** Opening The data block **

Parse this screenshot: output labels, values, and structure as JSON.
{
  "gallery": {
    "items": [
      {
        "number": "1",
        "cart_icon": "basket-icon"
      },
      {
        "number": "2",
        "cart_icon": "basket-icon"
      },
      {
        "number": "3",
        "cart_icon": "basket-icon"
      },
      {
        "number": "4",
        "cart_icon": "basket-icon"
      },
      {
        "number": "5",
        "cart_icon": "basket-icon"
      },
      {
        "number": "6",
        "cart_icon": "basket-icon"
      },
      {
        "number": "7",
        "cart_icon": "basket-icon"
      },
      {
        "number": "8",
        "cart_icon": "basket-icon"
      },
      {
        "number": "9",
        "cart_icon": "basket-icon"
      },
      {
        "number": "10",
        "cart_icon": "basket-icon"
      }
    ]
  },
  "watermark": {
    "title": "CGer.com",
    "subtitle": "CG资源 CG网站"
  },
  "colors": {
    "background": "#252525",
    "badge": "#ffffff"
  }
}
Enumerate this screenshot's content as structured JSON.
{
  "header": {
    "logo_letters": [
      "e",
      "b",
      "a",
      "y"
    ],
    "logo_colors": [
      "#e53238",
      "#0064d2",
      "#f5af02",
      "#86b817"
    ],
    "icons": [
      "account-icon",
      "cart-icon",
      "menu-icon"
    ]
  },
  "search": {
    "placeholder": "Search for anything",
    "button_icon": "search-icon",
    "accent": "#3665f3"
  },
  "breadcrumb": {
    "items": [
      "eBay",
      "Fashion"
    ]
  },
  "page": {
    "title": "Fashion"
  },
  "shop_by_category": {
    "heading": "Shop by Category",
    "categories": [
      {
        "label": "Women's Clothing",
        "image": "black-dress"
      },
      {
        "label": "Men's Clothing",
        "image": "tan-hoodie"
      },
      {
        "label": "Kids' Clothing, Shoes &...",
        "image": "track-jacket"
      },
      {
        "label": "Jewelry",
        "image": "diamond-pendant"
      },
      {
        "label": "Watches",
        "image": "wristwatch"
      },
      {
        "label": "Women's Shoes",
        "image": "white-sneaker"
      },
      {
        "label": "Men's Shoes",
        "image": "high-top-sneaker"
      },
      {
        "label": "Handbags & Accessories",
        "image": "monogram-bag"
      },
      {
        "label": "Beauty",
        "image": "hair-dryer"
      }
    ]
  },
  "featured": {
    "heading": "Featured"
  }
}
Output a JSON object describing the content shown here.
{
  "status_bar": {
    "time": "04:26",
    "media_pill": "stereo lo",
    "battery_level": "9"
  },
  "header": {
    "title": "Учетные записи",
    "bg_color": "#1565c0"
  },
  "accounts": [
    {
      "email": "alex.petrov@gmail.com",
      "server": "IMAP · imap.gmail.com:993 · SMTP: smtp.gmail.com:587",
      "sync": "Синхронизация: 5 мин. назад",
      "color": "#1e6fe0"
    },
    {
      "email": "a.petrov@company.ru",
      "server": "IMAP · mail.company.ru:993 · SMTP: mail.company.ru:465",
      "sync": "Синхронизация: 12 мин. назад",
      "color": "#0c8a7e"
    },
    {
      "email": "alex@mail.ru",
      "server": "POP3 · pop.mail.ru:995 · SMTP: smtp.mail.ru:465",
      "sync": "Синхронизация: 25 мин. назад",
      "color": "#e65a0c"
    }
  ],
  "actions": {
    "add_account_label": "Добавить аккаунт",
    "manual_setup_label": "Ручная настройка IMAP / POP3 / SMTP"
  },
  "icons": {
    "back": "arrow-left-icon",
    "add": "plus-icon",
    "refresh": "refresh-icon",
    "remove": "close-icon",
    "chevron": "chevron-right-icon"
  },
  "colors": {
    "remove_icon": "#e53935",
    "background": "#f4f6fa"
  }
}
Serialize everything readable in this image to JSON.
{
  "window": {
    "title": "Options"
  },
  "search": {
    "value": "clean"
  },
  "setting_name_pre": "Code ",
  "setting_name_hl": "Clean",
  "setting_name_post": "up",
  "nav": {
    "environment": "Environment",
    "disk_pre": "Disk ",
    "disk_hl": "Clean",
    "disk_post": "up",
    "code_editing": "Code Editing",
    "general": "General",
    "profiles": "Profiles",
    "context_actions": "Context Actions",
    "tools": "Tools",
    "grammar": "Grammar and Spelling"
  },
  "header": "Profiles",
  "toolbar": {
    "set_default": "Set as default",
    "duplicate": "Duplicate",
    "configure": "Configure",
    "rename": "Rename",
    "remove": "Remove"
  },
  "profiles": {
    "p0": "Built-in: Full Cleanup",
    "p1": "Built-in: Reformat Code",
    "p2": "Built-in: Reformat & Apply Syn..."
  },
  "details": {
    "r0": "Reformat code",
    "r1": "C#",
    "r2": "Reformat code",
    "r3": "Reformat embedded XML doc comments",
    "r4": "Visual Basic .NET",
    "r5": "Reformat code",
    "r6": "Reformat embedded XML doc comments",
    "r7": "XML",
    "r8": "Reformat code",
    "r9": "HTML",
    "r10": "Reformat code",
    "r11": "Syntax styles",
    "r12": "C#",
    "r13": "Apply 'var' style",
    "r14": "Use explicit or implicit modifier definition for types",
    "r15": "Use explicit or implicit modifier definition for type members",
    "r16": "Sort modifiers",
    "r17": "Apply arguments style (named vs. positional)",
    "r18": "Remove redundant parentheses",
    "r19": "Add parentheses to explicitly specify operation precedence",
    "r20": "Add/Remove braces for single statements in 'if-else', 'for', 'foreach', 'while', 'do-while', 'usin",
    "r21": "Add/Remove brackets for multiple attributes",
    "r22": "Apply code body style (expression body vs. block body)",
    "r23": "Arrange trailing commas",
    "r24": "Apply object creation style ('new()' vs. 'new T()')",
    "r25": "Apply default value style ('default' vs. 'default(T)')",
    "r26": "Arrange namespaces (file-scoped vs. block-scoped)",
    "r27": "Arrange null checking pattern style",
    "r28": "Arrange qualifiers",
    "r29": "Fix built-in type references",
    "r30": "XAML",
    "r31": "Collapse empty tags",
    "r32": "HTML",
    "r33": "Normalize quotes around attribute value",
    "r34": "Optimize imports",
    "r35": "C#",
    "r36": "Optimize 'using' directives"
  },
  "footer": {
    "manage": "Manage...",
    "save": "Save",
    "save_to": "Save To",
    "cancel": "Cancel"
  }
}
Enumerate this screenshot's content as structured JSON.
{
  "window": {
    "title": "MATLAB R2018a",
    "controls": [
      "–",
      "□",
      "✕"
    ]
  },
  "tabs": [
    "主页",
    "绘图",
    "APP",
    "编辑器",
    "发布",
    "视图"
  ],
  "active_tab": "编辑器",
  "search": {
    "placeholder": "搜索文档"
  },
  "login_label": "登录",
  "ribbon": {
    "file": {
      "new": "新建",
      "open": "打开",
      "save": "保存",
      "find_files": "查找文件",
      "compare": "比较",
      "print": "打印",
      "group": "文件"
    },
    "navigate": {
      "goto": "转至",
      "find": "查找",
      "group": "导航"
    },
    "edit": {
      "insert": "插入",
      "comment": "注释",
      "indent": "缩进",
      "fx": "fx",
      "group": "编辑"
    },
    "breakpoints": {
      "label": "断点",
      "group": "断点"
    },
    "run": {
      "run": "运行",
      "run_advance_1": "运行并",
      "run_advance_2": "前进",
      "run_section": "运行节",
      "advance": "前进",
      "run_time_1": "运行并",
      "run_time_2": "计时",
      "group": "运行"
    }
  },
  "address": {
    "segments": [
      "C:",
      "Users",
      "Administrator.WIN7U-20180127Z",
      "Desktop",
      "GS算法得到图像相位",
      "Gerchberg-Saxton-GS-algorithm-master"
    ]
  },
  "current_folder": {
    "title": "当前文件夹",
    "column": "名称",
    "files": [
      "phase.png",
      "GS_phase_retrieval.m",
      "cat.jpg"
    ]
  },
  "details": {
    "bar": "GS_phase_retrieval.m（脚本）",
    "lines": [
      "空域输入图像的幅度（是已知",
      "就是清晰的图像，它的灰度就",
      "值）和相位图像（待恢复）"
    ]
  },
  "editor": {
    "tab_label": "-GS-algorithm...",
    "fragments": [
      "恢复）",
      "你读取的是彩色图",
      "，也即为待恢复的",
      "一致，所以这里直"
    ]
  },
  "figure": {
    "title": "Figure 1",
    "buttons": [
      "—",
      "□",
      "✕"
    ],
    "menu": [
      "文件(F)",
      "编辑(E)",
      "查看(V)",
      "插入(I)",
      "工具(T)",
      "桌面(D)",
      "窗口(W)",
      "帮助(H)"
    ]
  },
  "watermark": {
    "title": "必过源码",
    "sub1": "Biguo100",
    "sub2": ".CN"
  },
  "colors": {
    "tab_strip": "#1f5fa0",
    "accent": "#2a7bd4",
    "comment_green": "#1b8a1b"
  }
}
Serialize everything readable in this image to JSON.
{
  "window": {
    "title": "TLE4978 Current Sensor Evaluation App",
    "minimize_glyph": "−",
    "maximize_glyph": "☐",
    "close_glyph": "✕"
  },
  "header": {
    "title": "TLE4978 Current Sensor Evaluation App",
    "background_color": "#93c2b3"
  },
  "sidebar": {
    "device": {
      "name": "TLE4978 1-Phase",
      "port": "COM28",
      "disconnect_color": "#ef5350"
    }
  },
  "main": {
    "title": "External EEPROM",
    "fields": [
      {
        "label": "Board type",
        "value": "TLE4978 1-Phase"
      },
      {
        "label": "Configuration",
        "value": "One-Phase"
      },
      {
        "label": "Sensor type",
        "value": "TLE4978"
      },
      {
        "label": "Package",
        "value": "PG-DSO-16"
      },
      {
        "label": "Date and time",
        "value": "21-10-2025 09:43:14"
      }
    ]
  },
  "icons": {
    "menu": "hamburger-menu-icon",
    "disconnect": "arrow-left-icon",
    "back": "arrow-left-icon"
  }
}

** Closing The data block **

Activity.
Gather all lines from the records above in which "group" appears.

The completed task.
      "group": "文件"
      "group": "导航"
      "group": "编辑"
      "group": "断点"
      "group": "运行"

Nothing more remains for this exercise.